The report, from research firm iSuppli, says original equipment manufacturer (OEM) revenue for consumer electronics in 2010 will reach $340.4 billion. In 2009, the number was $320.7 billion, which had been a 4.4 percent decline from 2008.

The numbers are stronger than we had expected, said Jordan Selburn, principal analyst for consumer platforms at iSuppli. We had expected an upturn given we were uncertain about the economy last year, but we didn't expect it to grow this much.

Selburn says one of the most prominent reasons for the better than expected upturn is the broad range of new stuff at affordable prices introduced into the market. For instance, while digital media adapters, such as Apple TV, aren't fundamentally new, they are finally being pushed at an affordable price.

E-readers are another one. They have been around and existed last year, but what we're seeing is they are transitioning from an enthusiast market to one where anyone can experiment and try it, Selburn said, adding it all comes down to price. For me, $100 is the significant barrier.

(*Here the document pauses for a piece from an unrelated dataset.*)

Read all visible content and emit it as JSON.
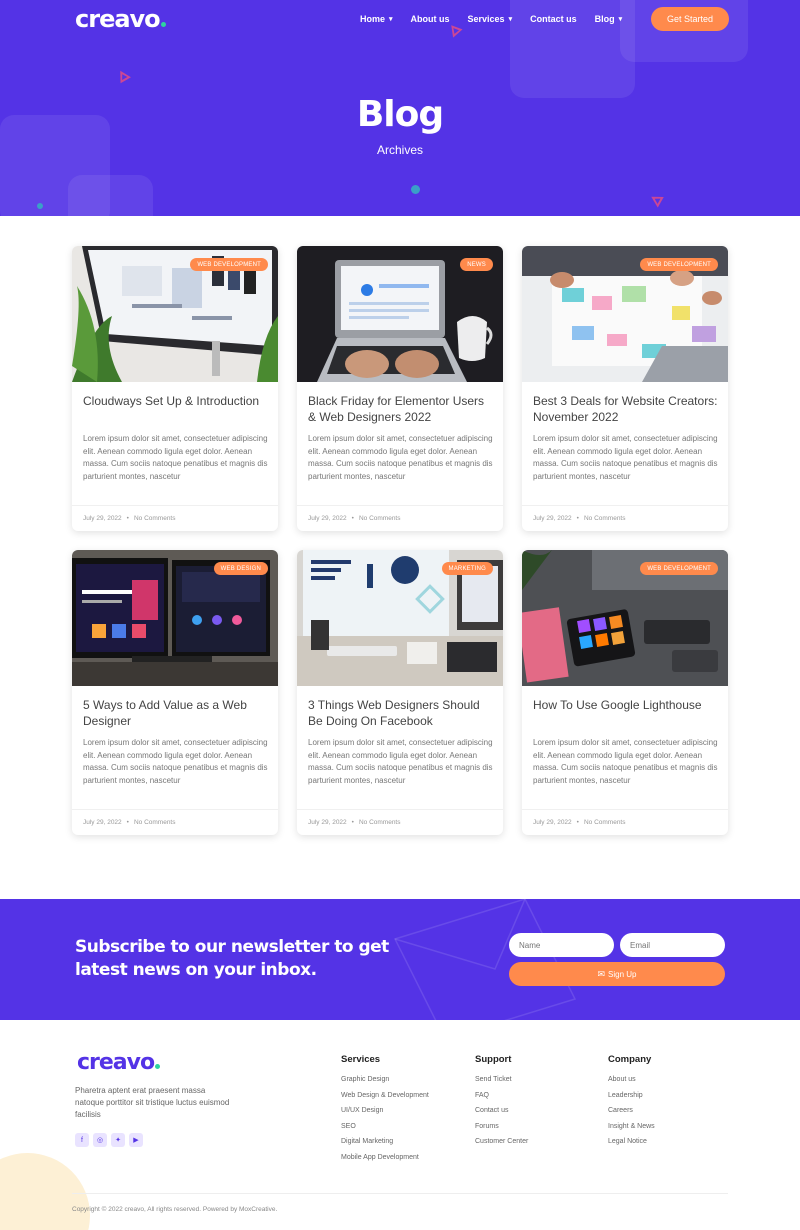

Apple TV was $300 last year and now it is $100. That's a price point where I'll buy one and try it out, and if I don't like it, it doesn't feel like I'm burning money.

Along with newer devices such as e-readers and connected TVs, traditional product segments are also benefiting from a price drop Selburn says. Blu-ray player shipments will be at 16.4 million units this year, up 82.2 percent from 9.1 million units in 2009. Over the next four years, Selburn said Blu-ray player shipments will reach 68.9 million units. Again, the increase comes down to cost.

What you paid for a Blu-ray player on Black Friday a couple of years ago is the standard price now. You can get a name Blu-ray player for double digits. It's a compelling purchase for someone who doesn't have one, Selburn said.

However, the price reduction trend does is not entirely good news. Selburn says revenue growth has lagged behind unit shipments. In that regard, the recovery has been a bit slower for some consumer electronics manufacturers. He does note, this does not apply to every company.

Apple with their iPod has seen the opposite effect. Their units have dropped, since people can use their iPhones and smartphones as an mp3 player, but their revenue has stayed up because of price increases in iTunes, Selburn said.